■ **Excerpted records**
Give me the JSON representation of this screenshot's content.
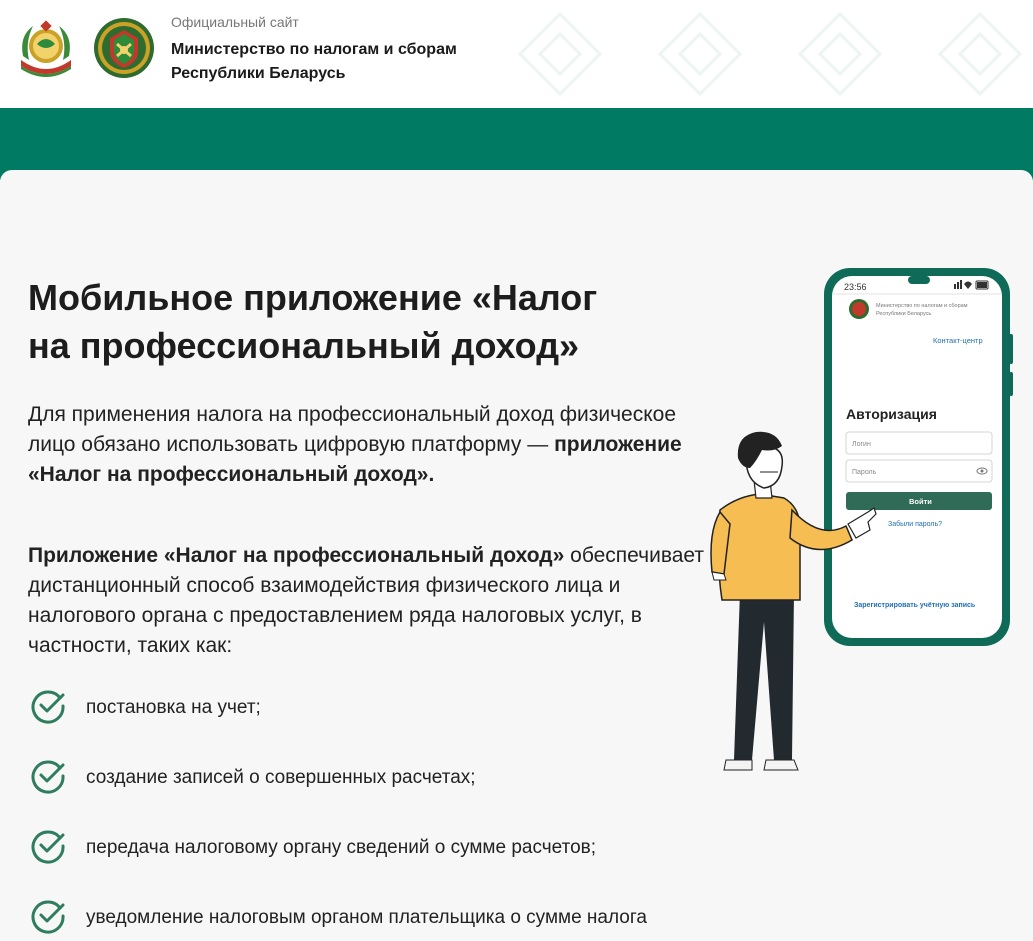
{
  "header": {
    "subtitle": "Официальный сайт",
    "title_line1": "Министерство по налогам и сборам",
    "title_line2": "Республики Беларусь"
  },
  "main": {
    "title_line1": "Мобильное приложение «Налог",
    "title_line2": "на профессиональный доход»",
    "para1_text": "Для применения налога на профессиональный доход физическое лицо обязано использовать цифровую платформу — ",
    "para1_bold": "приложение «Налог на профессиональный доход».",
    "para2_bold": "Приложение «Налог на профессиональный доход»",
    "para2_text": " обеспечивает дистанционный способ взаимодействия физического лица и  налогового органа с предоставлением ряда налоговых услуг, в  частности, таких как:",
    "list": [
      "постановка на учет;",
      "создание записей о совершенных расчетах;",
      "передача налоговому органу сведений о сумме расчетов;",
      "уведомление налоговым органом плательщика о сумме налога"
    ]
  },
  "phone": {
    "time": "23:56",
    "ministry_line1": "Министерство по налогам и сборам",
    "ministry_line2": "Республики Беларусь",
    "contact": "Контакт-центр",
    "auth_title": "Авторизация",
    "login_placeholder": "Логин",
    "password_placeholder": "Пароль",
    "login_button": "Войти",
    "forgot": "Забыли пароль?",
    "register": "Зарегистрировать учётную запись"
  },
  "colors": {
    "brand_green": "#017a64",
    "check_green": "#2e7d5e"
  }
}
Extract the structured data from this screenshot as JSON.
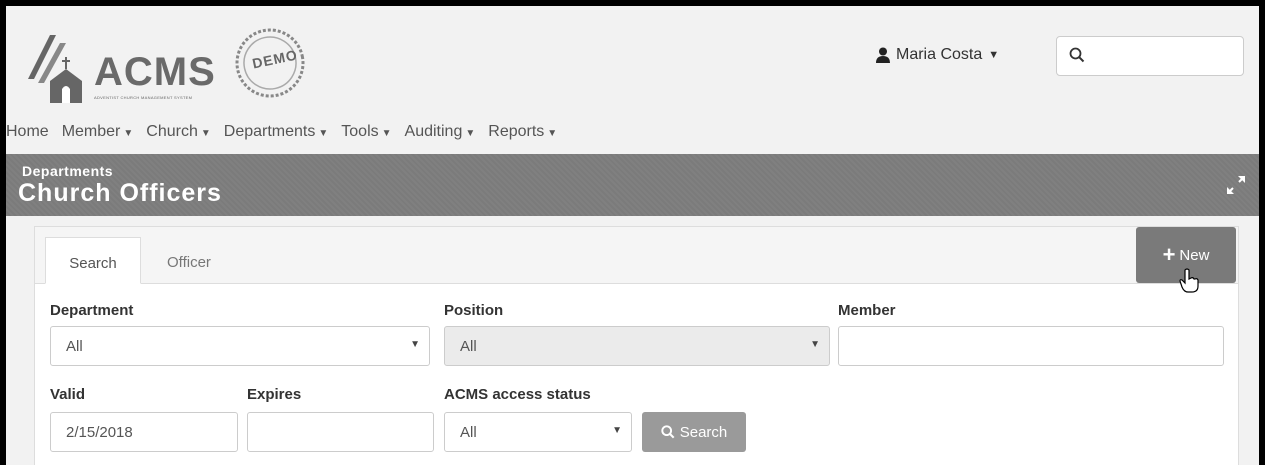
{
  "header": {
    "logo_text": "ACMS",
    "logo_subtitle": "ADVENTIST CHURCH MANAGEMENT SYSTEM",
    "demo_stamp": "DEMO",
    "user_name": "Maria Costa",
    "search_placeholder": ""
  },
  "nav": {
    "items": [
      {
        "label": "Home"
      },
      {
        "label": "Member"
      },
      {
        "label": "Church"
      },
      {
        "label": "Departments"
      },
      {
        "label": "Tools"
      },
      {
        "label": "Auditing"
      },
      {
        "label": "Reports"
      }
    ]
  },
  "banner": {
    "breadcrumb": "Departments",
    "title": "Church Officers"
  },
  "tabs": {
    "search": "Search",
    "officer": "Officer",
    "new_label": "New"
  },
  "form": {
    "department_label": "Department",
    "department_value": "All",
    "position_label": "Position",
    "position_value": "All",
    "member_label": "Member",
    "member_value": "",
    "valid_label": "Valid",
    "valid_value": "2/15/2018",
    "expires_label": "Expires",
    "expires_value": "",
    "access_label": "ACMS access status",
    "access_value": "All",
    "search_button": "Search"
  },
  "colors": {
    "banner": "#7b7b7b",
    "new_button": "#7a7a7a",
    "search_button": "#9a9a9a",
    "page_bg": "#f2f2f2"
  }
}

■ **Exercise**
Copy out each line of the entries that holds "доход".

■ **Answer to the exercise**
    "title_line2": "на профессиональный доход»",
    "para1_text": "Для применения налога на профессиональный доход физическое лицо обязано использовать цифровую платформу — ",
    "para1_bold": "приложение «Налог на профессиональный доход».",
    "para2_bold": "Приложение «Налог на профессиональный доход»",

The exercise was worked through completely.